History. The Chinese wrote about cloves in the third century BCE, and the Ancient Romans used it as well. In the mid-eighteenth century, the Spice Islands, and therefore, their crops of cloves and nutmeg, were controlled by the Dutch. A Frenchman, Pierre Poivre, found one of the islands where the Dutch were disliked and — aided by the people there – stole seedlings of the plants that produce both spices. Poivre took them first to a French colonial island, Mauritius, where not many flourished, but descendants of those trees were taken to Zanzibar, which became one of the leading producers of this spice in the world, along with Indonesia and Madagascar.

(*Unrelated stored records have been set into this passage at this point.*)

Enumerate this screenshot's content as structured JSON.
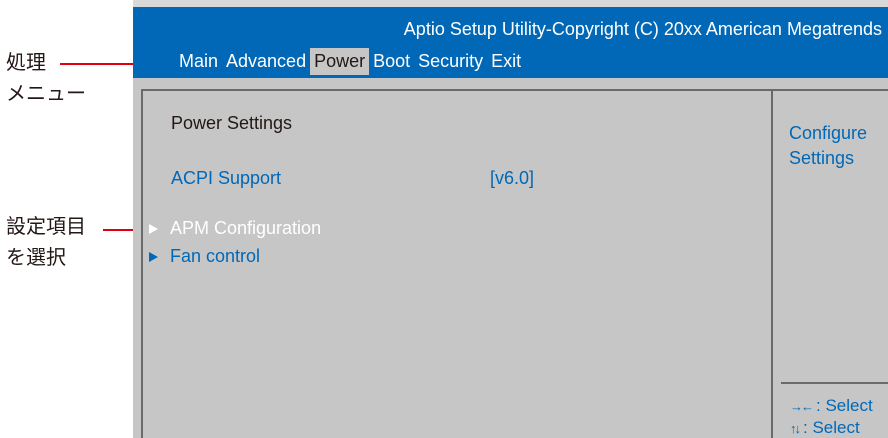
{
  "annotations": {
    "menu": {
      "line1": "処理",
      "line2": "メニュー"
    },
    "item": {
      "line1": "設定項目",
      "line2": "を選択"
    },
    "leader_color": "#e00012"
  },
  "bios": {
    "title": "Aptio Setup Utility-Copyright (C) 20xx American Megatrends",
    "menu": [
      {
        "label": "Main",
        "active": false
      },
      {
        "label": "Advanced",
        "active": false
      },
      {
        "label": "Power",
        "active": true
      },
      {
        "label": "Boot",
        "active": false
      },
      {
        "label": "Security",
        "active": false
      },
      {
        "label": "Exit",
        "active": false
      }
    ],
    "section_title": "Power  Settings",
    "acpi": {
      "label": "ACPI Support",
      "value": "[v6.0]"
    },
    "submenus": [
      {
        "label": "APM Configuration",
        "selected": true
      },
      {
        "label": "Fan control",
        "selected": false
      }
    ],
    "help": "Configure\nSettings",
    "keys": [
      {
        "icon": "left-right-arrows-icon",
        "glyph": "→←",
        "text": ": Select"
      },
      {
        "icon": "up-down-arrows-icon",
        "glyph": "↑↓",
        "text": ": Select"
      }
    ],
    "colors": {
      "header_blue": "#0068b7",
      "screen_gray": "#c6c6c6",
      "text_dark": "#231815"
    }
  }
}
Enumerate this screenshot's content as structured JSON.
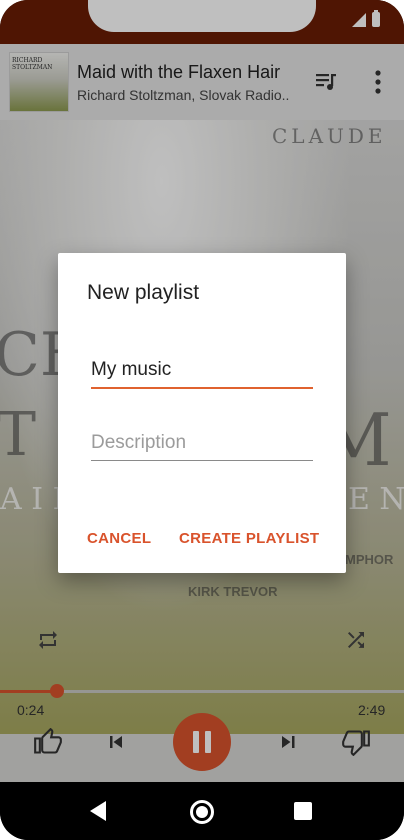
{
  "now_playing": {
    "title": "Maid with the Flaxen Hair",
    "artist": "Richard Stoltzman, Slovak Radio..",
    "thumbnail_text": "RICHARD STOLTZMAN"
  },
  "album_art": {
    "line_claude": "CLAUDE",
    "line_ch": "CH",
    "line_tl": "T L",
    "line_m": "M",
    "line_aid": "A I D",
    "line_en": "E N",
    "line_mphor": "MPHOR",
    "line_kirk": "KIRK TREVOR"
  },
  "player": {
    "elapsed": "0:24",
    "duration": "2:49",
    "progress_fraction": 0.142
  },
  "dialog": {
    "title": "New playlist",
    "name_value": "My music",
    "description_placeholder": "Description",
    "cancel_label": "CANCEL",
    "create_label": "CREATE PLAYLIST"
  },
  "colors": {
    "accent": "#d9532c",
    "status_bar": "#6a1d05"
  },
  "icons": {
    "queue": "queue-music-icon",
    "more": "more-vert-icon",
    "repeat": "repeat-icon",
    "shuffle": "shuffle-icon",
    "thumb_up": "thumb-up-icon",
    "previous": "skip-previous-icon",
    "pause": "pause-icon",
    "next": "skip-next-icon",
    "thumb_down": "thumb-down-icon"
  }
}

Description. Cloves are the dried flower buds of a 15 to 30 foot (4.6 to 9.1 meter) evergreen with red and white blossoms. The buds have to be harvested at just the right time, and it takes from 4,000 to 7,000 buds to make a pound of cloves.
Food and Other Uses. This spice is sweet and pungent, with a rating of five out of ten on the hotness scale. It widely used in baked goods, and especially noted in Christmas baking. Clove buds are also used in pickling and recipes such as spiced peaches. Czech, Sri Lankan, and French cuisines characteristically use them, and clove oil is one of the ingredients in synthetic vanilla and in perfumes.
Oil of clove is used as a natural remedy for toothache. It is also a recognized antiseptic. Clove cigarettes, also called kreteks, are made by mixing ground cloves and tobacco, and are not less deadly than tobacco in other forms, according to the World Health Organization. These cigarettes are characteristically 60% tobacco and 40% cloves.